▸ **WHAT TO DO**
Could you report every line from the entries that includes the word "Nature"?

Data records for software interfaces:
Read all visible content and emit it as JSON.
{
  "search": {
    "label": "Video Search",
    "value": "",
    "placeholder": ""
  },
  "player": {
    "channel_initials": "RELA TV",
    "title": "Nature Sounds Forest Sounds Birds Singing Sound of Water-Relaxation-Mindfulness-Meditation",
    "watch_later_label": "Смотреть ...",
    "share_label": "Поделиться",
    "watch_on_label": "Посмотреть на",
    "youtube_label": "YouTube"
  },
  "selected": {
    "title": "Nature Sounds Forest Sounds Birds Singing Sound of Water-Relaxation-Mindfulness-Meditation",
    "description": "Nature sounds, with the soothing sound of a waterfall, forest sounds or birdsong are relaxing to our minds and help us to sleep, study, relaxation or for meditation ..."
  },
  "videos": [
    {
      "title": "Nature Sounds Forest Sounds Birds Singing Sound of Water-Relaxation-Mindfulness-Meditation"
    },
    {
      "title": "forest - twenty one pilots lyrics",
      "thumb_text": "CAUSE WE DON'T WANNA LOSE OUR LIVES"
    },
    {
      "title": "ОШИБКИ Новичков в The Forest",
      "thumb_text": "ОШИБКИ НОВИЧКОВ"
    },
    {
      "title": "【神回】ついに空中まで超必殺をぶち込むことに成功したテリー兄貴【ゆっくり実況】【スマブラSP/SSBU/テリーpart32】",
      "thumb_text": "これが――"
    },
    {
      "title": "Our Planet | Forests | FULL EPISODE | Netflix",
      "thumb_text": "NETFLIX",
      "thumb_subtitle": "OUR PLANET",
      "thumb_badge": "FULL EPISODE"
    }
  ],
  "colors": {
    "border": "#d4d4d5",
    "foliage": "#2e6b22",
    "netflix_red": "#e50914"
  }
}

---

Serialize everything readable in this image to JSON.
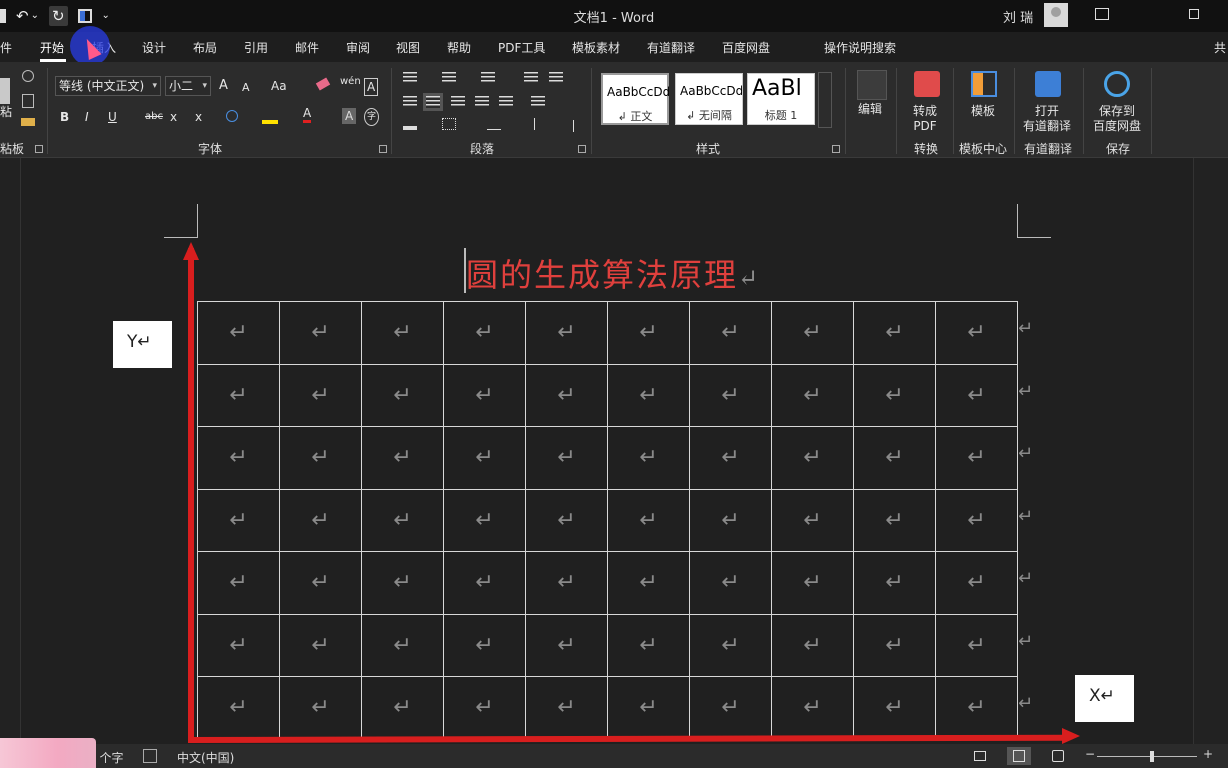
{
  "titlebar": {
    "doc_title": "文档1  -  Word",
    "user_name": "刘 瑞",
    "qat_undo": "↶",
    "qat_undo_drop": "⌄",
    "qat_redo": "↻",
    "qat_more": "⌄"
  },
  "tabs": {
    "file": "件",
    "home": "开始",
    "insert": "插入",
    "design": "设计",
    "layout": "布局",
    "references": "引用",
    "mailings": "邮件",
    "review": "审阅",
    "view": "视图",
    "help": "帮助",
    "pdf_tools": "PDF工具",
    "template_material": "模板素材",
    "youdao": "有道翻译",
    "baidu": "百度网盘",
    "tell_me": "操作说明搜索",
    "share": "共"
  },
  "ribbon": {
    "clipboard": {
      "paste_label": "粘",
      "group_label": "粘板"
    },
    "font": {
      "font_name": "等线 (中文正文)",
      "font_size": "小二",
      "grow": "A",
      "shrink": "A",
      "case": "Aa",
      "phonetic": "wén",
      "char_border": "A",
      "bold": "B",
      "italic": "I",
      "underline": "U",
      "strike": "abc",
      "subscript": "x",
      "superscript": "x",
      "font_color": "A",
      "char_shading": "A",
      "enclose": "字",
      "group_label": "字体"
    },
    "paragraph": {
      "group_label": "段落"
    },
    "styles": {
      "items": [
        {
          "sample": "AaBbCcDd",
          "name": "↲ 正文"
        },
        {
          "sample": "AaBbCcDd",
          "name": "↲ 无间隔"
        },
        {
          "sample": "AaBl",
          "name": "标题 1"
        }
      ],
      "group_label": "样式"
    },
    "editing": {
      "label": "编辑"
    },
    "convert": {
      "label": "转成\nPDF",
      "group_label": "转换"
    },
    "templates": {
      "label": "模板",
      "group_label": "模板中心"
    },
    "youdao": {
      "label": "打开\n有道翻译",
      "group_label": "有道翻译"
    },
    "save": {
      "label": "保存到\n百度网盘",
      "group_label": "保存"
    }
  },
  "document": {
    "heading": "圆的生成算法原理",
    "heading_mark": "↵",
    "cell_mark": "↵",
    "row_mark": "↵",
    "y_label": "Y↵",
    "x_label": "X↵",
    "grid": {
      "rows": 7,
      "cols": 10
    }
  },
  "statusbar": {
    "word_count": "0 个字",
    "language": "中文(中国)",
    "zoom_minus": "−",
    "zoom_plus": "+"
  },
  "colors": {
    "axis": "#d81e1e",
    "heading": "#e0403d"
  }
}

▸ **COMPLETED EXERCISE**
    "title": "Nature Sounds Forest Sounds Birds Singing Sound of Water-Relaxation-Mindfulness-Meditation",
    "title": "Nature Sounds Forest Sounds Birds Singing Sound of Water-Relaxation-Mindfulness-Meditation",
    "description": "Nature sounds, with the soothing sound of a waterfall, forest sounds or birdsong are relaxing to our minds and help us to sleep, study, relaxation or for meditation ..."
      "title": "Nature Sounds Forest Sounds Birds Singing Sound of Water-Relaxation-Mindfulness-Meditation"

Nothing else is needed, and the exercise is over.